I sleep a lot!
I have two sleep states, quiet sleep and active sleep. These are very important for my growth and development. My brain is creating new pathways and perfecting my wiring during these cycles so please pay close attention to them and be mindful of when you wake me up to visit with me.
Deep sleep– (also called quiet sleep or non-REM sleep.)
This is when I am very still. Every now and then, you may see me startle or sigh, but my breathing is quite even and rhythmic. This deep sleep is my most restful stage of sleep and is important for my growth and development. I will however have very little deep sleep until I am closer to term in age.
Light sleep– (also called active sleep or REM sleep.)
When I am in a light sleep I will move around quite a bit and I may make little noises. My breathing is uneven and my eyelids may flutter from time to time. My eyes may open briefly and you may notice me rolling my eyes back into my head. Don’t worry; this is okay and very normal. I will spend most of my time in light sleep. As I grow older and stronger, I will begin to have more periods of REM sleep and then deeper sleep.

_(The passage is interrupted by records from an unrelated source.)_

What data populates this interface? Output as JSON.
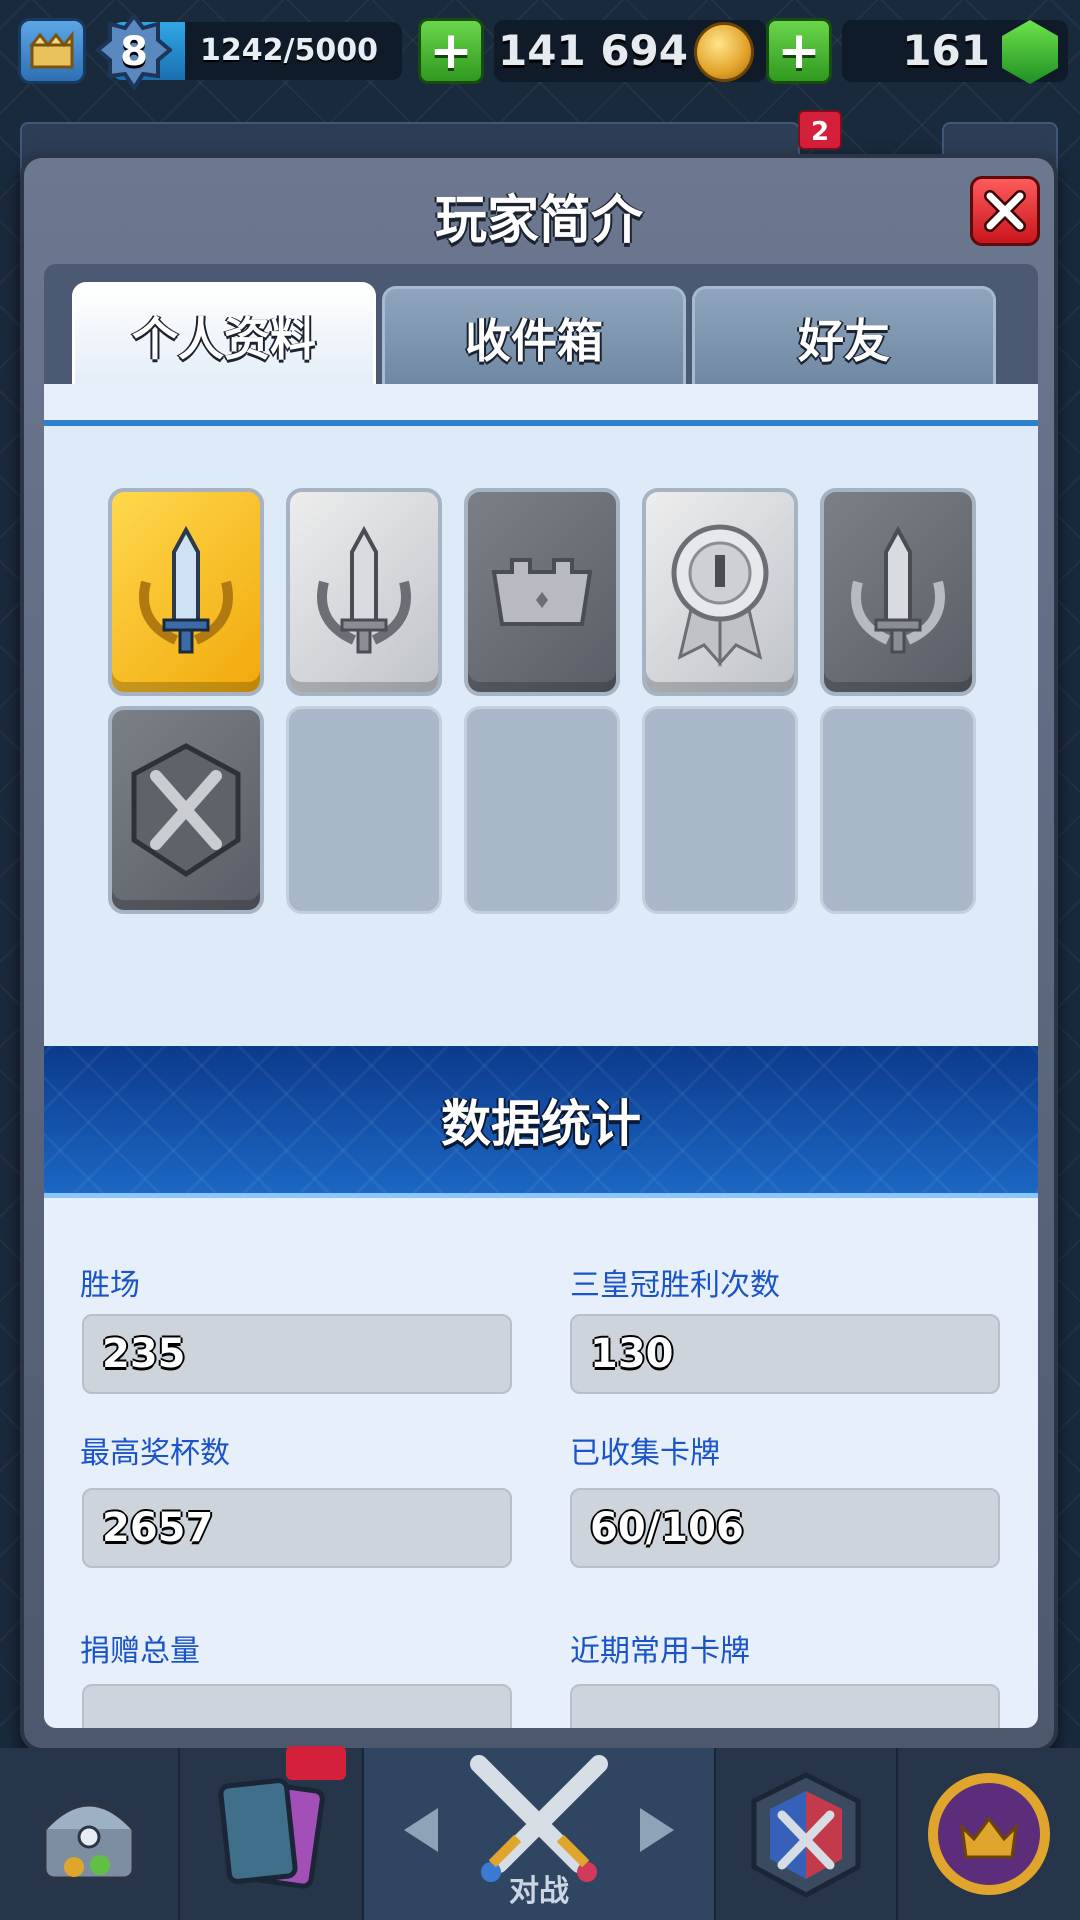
{
  "topbar": {
    "level": "8",
    "xp": "1242/5000",
    "xp_progress": 0.25,
    "gold": "141 694",
    "gems": "161"
  },
  "behind": {
    "notification_count": "2"
  },
  "modal": {
    "title": "玩家简介",
    "tabs": [
      "个人资料",
      "收件箱",
      "好友"
    ],
    "active_tab": 0,
    "badges": [
      {
        "name": "gold-sword-laurel-badge",
        "style": "gold"
      },
      {
        "name": "silver-sword-laurel-badge",
        "style": "silver"
      },
      {
        "name": "crown-badge",
        "style": "dark"
      },
      {
        "name": "medal-ribbon-badge",
        "style": "silver"
      },
      {
        "name": "sword-laurel-badge",
        "style": "dark"
      },
      {
        "name": "crossed-swords-shield-badge",
        "style": "dark"
      }
    ],
    "empty_badge_slots": 4,
    "stats_title": "数据统计",
    "stats": [
      {
        "label": "胜场",
        "value": "235"
      },
      {
        "label": "三皇冠胜利次数",
        "value": "130"
      },
      {
        "label": "最高奖杯数",
        "value": "2657"
      },
      {
        "label": "已收集卡牌",
        "value": "60/106"
      },
      {
        "label": "捐赠总量",
        "value": ""
      },
      {
        "label": "近期常用卡牌",
        "value": ""
      }
    ]
  },
  "bottom_nav": {
    "battle_label": "对战"
  },
  "colors": {
    "stat_label": "#1a54c8",
    "banner": "#1b67c4",
    "close_button": "#e02b2f",
    "plus_button": "#3fb52b"
  }
}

It may be hard to tell when I am asleep and when I am awake because I will have my eyes closed most of the time. I may stretch, grunt, and open my eyes briefly and go back into a light sleep several times before I really wake up.
I may only spend 2-5 minutes at a time in a deep sleep state before going back into a light sleep state. During each of my sleep periods, I will go through two or three light-deep-light cycles. It’s important for me to be able to finish out my sleep cycles because this is when I grow and develop, so please listen and look at my body language to know when it is the very best time to interact with me.
Please pay close attention to my subtle signs.
Because my nervous system (my brain) is continuing to develop and grow in my new NICU environment, you may notice a few things about me:
I may have trouble handling several different kinds of things going on at the same time. If you talk to me and look me in the eyes at the same time or talk to me while I am feeding, I may have a hard time focusing on what I need to do. I may get confused, overwhelmed, and overstimulated.
I may not be able to focus on you for very long and may get worn out trying to respond to you in just a short period of time.
I may not have the energy to cry to show that I am unhappy but I can communicate with you in different ways. You can learn my secret language by paying attention to my body language.
When I am stressed or unhappy:
I may have color changes. I may look gray, mottled, or may even turn blue in deep stressful conditions.
I may be stiff with my arms and legs splayed out in an unorganized state.
I may show I am overstimulated by the noise and my environment by gagging, hiccupping, or even spitting up.
I may spread my fingers wide, covering my face and showing you a waving motion.
I may become irritable, turn away, and go back to sleep. If I do this, please don’t try to wake me up by tickling my toes, rubbing my skin, or calling my name. I am simply not ready to interact and need to save my energy to grow.
When I am stable or happy:
I will be pink in color.
I will be loosely curled up in a flexed and organized state.
I will slowly wake up and begin to focus my attention on your voice.
My movements will be smooth and I will bring my hands towards my face.
I may suck on my fingers or pacifier.
I may open my eyes and begin to focus on my environment.
When I am happy I like to snuggle, and kangaroo care is my favorite way to transition back into my growing sleep state.
I know you must be super excited that I am here but also a little nervous that I made an early arrival. Learning my cues, what I can and can’t do, my likes and dislikes, and my special preemie language will help both of us transition into this new and scary world. Please remember to be patient with me as I learn and grow.